Franklin, who has kept his own llamas, cautions that while the animals may be extremely successful, not every situation—or every llama—will work. "It's not like a magic wand," he said.

Llama Breeders

Dan and Dale Goodyear run Berry Acres Llamas, a llama farm in Robesonia, Pennsylvania. In 1988, Dan Goodyear suffered a serious spinal cord injury that left the couple searching for new activities to replace their active hobbies. They found llamas.

Now the couple travels to shows across the country with their llamas, as well as breeding animals for other llama lovers.

Llamas, which have been used as therapy animals at hospitals, might seem unlikely candidates for security jobs. "When their mind is set, they seem to be fearless," said Dan Goodyear. "The llama is a natural guardian. They're herd animals, so they're very aware of distractions."

Each state and area can have different regulations for those who keep llamas. Camelids are considered livestock animals, just like cattle and sheep.

Llamas, however, may be easier to care for than some other four-footed farm animals. Harry Mollin, who raises llamas at Shangrila Farm in Callaway, Virginia, said that llamas are much more efficient in terms of feeding than other livestock. Llama droppings can also be used as high-quality compost, he said.

These llama farms are two of hundreds of llama breeders in the U.S. Sheila Fugina, president of the Oregon-based Llama Association of North America (LANA), estimates that their group has several hundred members across the country.

LANA, founded in 1981, is a resource for llama owners, providing information about many of the animal's uses. Many, like Fugina, are especially interested in spinning and felting the llama's fine fiber. Others use llamas as pack animals, guardians, or family pets.

All of these uses for llamas fit into the animals' temperament, said Fugina, who also raises llamas at Shady Ridge Farm in Wisconsin. "Llamas like to have a job."

One of LANA's programs is the Llama Lifeline, which rescues llamas from difficult situations and tries to find them good homes. Recently, LANA put a large group of llamas from California with a herder in Texas. The llama guardians were so successful at their job that the rancher's grandson contacted LANA a year later, to learn how he could incorporate llamas into his own ranch.

Llamas seem to be doing well at their work, but the idea hasn't totally caught on. "I think that a lot of people who are raising livestock aren't really aware of llamas as guardians," Fugina said.

Like this article? Become a RMLA Member today!

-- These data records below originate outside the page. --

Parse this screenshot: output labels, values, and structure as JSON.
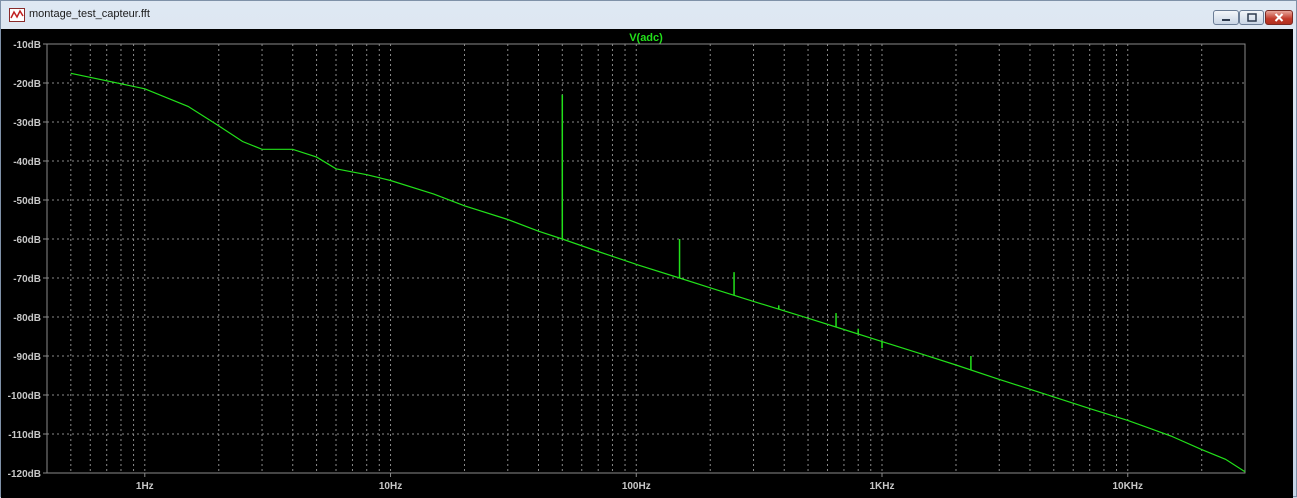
{
  "window": {
    "title": "montage_test_capteur.fft",
    "app_icon": "waveform-viewer-icon",
    "controls": [
      "minimize-icon",
      "maximize-icon",
      "close-icon"
    ]
  },
  "colors": {
    "plot_background": "#000000",
    "trace": "#22e01a",
    "grid": "#8a8a8a",
    "axis_text": "#c8c8c8",
    "close_button": "#c23a2a"
  },
  "chart_data": {
    "type": "line",
    "title": "V(adc)",
    "x_scale": "log",
    "xlim": [
      0.4,
      30000
    ],
    "ylim": [
      -120,
      -10
    ],
    "grid": true,
    "x_ticks": [
      {
        "value": 1,
        "label": "1Hz"
      },
      {
        "value": 10,
        "label": "10Hz"
      },
      {
        "value": 100,
        "label": "100Hz"
      },
      {
        "value": 1000,
        "label": "1KHz"
      },
      {
        "value": 10000,
        "label": "10KHz"
      }
    ],
    "y_ticks": [
      {
        "value": -10,
        "label": "-10dB"
      },
      {
        "value": -20,
        "label": "-20dB"
      },
      {
        "value": -30,
        "label": "-30dB"
      },
      {
        "value": -40,
        "label": "-40dB"
      },
      {
        "value": -50,
        "label": "-50dB"
      },
      {
        "value": -60,
        "label": "-60dB"
      },
      {
        "value": -70,
        "label": "-70dB"
      },
      {
        "value": -80,
        "label": "-80dB"
      },
      {
        "value": -90,
        "label": "-90dB"
      },
      {
        "value": -100,
        "label": "-100dB"
      },
      {
        "value": -110,
        "label": "-110dB"
      },
      {
        "value": -120,
        "label": "-120dB"
      }
    ],
    "series": [
      {
        "name": "V(adc)",
        "x": [
          0.5,
          1,
          1.5,
          2,
          2.5,
          3,
          4,
          5,
          6,
          8,
          10,
          15,
          20,
          30,
          40,
          50,
          70,
          100,
          150,
          200,
          300,
          500,
          700,
          1000,
          1500,
          2000,
          3000,
          5000,
          7000,
          10000,
          15000,
          20000,
          25000,
          30000
        ],
        "y": [
          -17.5,
          -21.5,
          -26,
          -31,
          -35,
          -37,
          -37,
          -39,
          -42,
          -43.5,
          -45,
          -48.5,
          -51.5,
          -55,
          -58,
          -60,
          -63.2,
          -66.5,
          -70,
          -72.5,
          -76,
          -80.3,
          -83.2,
          -86.3,
          -89.8,
          -92.3,
          -96,
          -100.5,
          -103.5,
          -106.5,
          -110.5,
          -114,
          -116.5,
          -119.7
        ]
      }
    ],
    "spikes": [
      {
        "x": 50,
        "y": -23
      },
      {
        "x": 150,
        "y": -60
      },
      {
        "x": 250,
        "y": -68.5
      },
      {
        "x": 380,
        "y": -77
      },
      {
        "x": 650,
        "y": -79
      },
      {
        "x": 800,
        "y": -83
      },
      {
        "x": 1000,
        "y": -88
      },
      {
        "x": 2300,
        "y": -90
      }
    ]
  }
}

agritourism barn and pasture management behavior Berserk Male Syndrome biocontainment and biosecurity birth book review bottle feeding breeding celiotomy cestodes choke climate change coccidia cold weather colic community outreach community outreach and public relations conformation COVID cria Cryptosporidium diarrea Diarrhea differences digestion disease distress calls driving dystocia ears ears and hearing Ear Ticks eating equipment Evacuation Plan events fairs & shows events shows and fairs eye eyes female anatomy fiber first aid giardia guarding guarding and predators halter fit haltering a llama or alpaca hay testing health hearing heat safety heat stress heat stress in alpacas heat stress in llamas herd behavior and management herd management hiking history history of camelids how to catch a llama or alpaca hydrotherapy hypothermia industry history infections intestinal intestines judging knitting labor and delivery leading lesions Lewis lice llama and alpaca behavior llama and alpaca training llama ear ticks loading male anatomy manure Meloxicam mental capability mentoring mouth nematodes neonatal nutrition obstruction older animals orgling outreach packing pain pandemic parasites performance Peru poisonous plants predators pregnancy protozoa purchasing purchasing considerations rabies Rescue RMLA History RMLA library Safety scent glands shade shearing showing soil spinning stomach stomach ulcers teeth trailer trailers training training expectations trichostrongylus uterine prolapse Vaccinations valley fever water weaving West Nile Virus Wry face Yellowstone young animals Youth youth program

Want to join RMLA?

RMLA is open to and welcomes all people interested in becoming members.